▽

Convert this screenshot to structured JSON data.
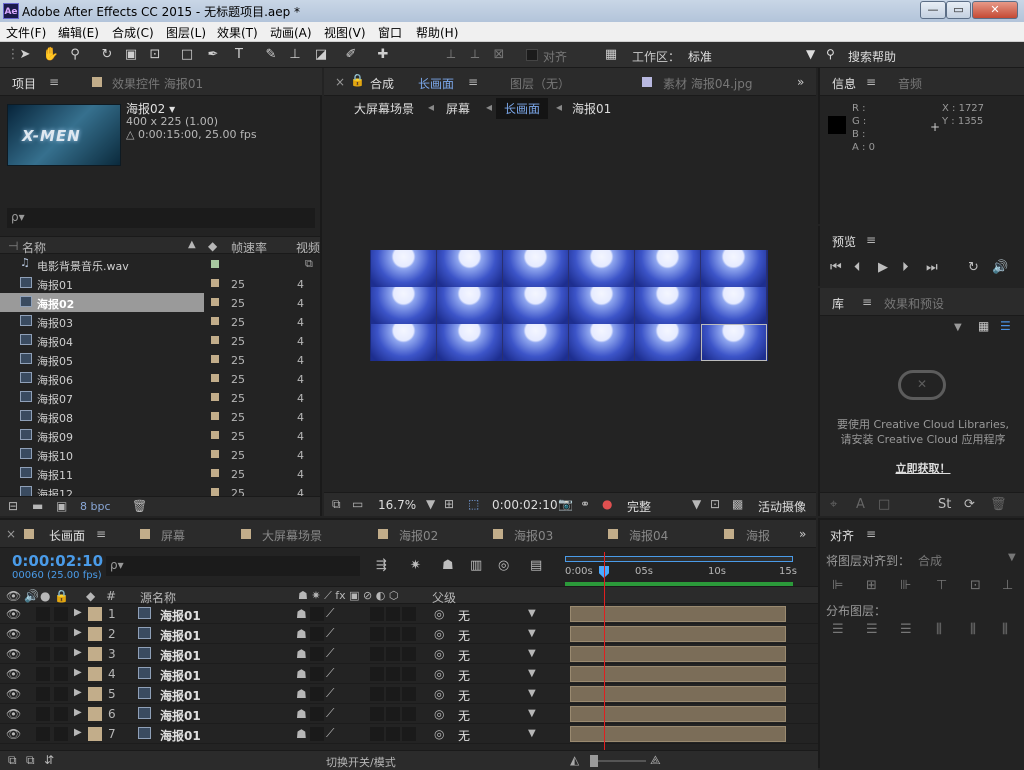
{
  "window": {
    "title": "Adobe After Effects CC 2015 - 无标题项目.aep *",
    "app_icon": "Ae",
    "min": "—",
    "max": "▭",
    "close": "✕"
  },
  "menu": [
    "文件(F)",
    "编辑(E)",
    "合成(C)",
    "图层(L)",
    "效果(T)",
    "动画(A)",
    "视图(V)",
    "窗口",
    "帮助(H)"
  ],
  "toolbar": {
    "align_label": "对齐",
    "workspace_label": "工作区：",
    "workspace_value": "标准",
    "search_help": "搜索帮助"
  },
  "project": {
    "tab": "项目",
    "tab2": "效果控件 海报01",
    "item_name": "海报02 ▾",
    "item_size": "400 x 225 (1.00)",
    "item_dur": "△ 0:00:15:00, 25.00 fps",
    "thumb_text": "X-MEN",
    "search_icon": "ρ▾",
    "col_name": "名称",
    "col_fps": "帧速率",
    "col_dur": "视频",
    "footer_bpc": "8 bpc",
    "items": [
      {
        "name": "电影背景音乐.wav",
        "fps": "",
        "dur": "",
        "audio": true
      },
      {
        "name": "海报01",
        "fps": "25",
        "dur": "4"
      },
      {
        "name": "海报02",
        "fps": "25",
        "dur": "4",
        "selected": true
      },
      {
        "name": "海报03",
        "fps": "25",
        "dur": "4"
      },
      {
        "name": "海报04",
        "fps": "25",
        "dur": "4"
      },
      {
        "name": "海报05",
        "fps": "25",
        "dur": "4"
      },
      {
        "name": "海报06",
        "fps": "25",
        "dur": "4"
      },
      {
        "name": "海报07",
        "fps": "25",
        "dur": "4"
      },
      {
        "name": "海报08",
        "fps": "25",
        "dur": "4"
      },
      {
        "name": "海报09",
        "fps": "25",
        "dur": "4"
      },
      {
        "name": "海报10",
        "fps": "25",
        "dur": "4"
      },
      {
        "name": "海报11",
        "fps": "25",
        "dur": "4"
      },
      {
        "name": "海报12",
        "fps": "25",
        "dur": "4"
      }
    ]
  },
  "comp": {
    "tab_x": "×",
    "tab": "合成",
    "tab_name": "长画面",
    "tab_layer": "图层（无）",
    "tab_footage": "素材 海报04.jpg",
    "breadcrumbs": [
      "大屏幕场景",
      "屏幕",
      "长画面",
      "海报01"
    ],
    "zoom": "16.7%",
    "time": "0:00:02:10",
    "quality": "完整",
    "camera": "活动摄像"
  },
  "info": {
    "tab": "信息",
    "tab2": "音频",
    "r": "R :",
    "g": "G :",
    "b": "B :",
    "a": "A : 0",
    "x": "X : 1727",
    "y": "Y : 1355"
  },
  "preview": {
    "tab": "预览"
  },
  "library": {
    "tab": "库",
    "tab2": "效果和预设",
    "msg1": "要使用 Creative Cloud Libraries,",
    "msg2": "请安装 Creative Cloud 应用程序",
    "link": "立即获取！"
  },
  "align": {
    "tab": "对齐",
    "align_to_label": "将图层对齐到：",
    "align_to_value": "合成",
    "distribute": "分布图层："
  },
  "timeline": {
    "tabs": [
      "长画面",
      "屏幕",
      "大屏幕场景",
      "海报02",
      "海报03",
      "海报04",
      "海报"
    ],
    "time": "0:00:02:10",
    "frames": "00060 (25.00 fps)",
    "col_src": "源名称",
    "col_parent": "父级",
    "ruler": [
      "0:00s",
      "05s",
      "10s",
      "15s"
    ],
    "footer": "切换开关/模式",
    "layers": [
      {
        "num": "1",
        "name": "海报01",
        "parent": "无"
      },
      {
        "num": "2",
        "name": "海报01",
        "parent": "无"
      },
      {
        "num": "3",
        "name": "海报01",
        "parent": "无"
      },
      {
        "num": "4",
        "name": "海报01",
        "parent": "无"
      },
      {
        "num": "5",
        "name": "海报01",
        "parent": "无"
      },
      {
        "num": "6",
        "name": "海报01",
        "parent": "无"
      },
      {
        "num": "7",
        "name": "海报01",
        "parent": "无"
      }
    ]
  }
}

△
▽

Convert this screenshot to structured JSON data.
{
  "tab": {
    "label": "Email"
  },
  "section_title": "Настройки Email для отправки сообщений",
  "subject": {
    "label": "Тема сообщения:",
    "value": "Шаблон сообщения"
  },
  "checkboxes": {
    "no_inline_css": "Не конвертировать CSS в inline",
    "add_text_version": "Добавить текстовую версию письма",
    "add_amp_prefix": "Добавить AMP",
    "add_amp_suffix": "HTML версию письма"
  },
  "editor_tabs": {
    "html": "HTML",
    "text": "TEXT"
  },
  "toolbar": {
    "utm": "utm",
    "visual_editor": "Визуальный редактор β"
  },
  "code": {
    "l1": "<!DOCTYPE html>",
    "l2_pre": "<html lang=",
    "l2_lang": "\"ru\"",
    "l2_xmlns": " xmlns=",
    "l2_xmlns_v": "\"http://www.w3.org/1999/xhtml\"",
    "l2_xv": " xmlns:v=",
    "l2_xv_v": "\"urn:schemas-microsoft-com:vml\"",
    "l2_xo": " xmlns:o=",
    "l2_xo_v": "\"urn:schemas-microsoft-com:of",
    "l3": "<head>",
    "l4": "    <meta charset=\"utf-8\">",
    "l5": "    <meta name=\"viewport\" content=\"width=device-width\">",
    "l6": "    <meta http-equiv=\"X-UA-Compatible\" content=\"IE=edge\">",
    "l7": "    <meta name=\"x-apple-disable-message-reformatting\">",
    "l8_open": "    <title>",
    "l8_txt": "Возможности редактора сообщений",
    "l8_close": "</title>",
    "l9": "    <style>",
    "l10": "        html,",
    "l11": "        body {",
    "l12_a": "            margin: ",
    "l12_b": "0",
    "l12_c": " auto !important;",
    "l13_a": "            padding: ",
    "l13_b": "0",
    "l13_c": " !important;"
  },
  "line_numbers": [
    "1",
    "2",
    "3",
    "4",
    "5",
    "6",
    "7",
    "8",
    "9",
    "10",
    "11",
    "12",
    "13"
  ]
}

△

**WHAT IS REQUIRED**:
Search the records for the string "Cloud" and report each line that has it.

**OUTPUT OF THE EXERCISE**:
    "msg1": "要使用 Creative Cloud Libraries,",
    "msg2": "请安装 Creative Cloud 应用程序",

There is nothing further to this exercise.